Occasionally, you might also want to follow that with the following to clean up other artifacts too…
sudo apt-get autoremove
With the rate of updates and security patches for Java, administration of your Ubuntu machines can become tedious. There’s a better way… allow it to check for and update with your other software. The steps are easy…
sudo add-apt-repository ppa:webupd8team/java
sudo apt-get update
sudo apt-get install oracle-java7-installer
NOTE: You can also install java8 in the same manner with:
sudo apt-get install oracle-java8-installer
NOTE: The Java Control Panel can sometimes be hard to locate, it will be at the following:
Installing MySQL on Ubuntu requires only a few simple steps.
sudo apt-get install mysql-server
sudo netstat -tap | grep mysql
sudo vi /etc/mysql/my.cnf
sudo service mysql restart
To look for some simple performance and security suggestions:
sudo apt-get install mysqltuner
Adding a new user is equally easy…
mysql --user=root --password=mypassword mysql
CREATE USER 'myusername'@'%' IDENTIFIED BY 'mypassword';
GRANT ALL PRIVILEGES ON *.* TO 'mydatabase'@'%' WITH GRANT OPTION;
NOTE: This allows access to the user from ALL hosts, it can be limited by replacing the
'%' with a specific hostname (such as ‘localhost’ if desired) for security.
Logging is often an overlooked performance drain on systems requiring high throughput. Here’s a simple change to the default Tomcat logging configuration to implement. It works on all operating systems.
In the file:
.handlers = 1catalina.org.apache.juli.FileHandler, java.util.logging.ConsoleHandler
.handlers = 1catalina.org.apache.juli.FileHandler
There are a few steps that I generally take to setup a new Tomcat server instance, this enables the following:
- The manager console
- HTTP compression
- UTF-8 encoding
- tomcat-users.xml – add to bottom:
<user username="tomcat" password="s3cr3t" roles="manager-gui"/>
server.xml – add compression and URIEncoding, change port if desired:
<Connector port="8080" protocol="HTTP/1.1"
redirectPort="8443" compression="on" URIEncoding="UTF-8" />
- server.xml – relocate webapps by adding ../ to appBase
<Host name="localhost" appBase="../webapps"
- Restart your server, on Ubuntu use:
sudo service tomcat7 restart
Ubuntu continues to make great strides with improvement to the User Interface for the ‘common’ user. Unfortunately this sometimes comes at the cost of security. 12.10 added a “Guest” account to the launch screen, to allow a new session to be opened.
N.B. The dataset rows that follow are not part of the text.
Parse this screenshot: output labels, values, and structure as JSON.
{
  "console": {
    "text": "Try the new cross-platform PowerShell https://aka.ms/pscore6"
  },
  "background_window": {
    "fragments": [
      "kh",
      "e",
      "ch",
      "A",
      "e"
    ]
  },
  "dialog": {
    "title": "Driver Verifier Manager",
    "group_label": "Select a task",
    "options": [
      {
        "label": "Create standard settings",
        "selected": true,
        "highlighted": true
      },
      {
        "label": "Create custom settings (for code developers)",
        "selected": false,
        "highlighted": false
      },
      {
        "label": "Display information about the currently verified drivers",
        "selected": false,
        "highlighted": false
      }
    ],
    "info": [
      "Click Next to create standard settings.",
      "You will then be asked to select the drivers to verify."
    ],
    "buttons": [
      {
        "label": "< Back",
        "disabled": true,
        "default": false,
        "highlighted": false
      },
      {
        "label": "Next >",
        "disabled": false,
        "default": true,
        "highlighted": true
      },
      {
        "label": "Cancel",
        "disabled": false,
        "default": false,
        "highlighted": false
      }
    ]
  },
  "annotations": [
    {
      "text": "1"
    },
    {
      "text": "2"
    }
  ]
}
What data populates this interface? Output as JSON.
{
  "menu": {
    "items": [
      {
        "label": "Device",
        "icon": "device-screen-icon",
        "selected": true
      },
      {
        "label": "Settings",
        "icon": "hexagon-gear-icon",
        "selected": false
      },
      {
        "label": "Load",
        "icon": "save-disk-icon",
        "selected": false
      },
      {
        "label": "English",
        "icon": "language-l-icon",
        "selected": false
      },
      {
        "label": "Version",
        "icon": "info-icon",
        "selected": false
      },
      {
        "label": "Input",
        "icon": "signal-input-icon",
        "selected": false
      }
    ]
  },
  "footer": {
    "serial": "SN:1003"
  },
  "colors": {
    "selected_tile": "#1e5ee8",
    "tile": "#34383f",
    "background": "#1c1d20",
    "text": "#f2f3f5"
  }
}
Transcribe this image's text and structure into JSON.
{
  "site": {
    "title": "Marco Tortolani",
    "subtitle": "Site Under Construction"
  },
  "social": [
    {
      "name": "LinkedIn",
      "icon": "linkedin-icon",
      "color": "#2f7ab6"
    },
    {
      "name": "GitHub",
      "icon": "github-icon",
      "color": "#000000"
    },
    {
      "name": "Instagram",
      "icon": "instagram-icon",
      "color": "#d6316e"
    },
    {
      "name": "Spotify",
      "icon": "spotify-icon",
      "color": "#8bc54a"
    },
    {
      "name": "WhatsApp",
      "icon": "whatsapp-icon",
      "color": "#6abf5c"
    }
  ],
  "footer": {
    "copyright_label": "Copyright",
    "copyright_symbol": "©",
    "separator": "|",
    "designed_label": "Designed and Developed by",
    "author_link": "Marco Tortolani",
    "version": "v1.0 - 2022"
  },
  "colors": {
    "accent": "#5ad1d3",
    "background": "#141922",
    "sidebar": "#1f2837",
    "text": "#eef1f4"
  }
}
This is not always useful as it represents a potential security concern.
A single line command and reboot will remove it:
sudo sh -c 'echo "allow-guest=false" >> /etc/lightdm/lightdm.conf'
Similarly “Remote Login” can also be hidden/removed.
sudo sh -c 'echo "greeter-show-remote-login=false" >> /etc/lightdm/lightdm.conf'
WARNING: This will cause some problems in 15.10 (and likely some earlier versions before). See the following for the new method.
sudo sh -c 'printf "[SeatDefaults]\nallow-guest=false\n" >/usr/share/lightdm/lightdm.conf.d/50-no-guest.conf'
I’ve done a lot of Internationalization(I18N) and Localization (L10N) work in my various development positions. One particularly troubling area is currency support. Support of number formats is generally well supported (or can be accomplished with some trivial input translation). However, the tricky area come with support for currency symbols, western currencies such as USD (US$) and CAD(C$) and the Euro (EUR or €) are well supported across character sets and fonts some are not. One particular item is for the Indian Rupee (INR). Ubuntu 10.10 is the first operating system to ship with a font that supports this character ₹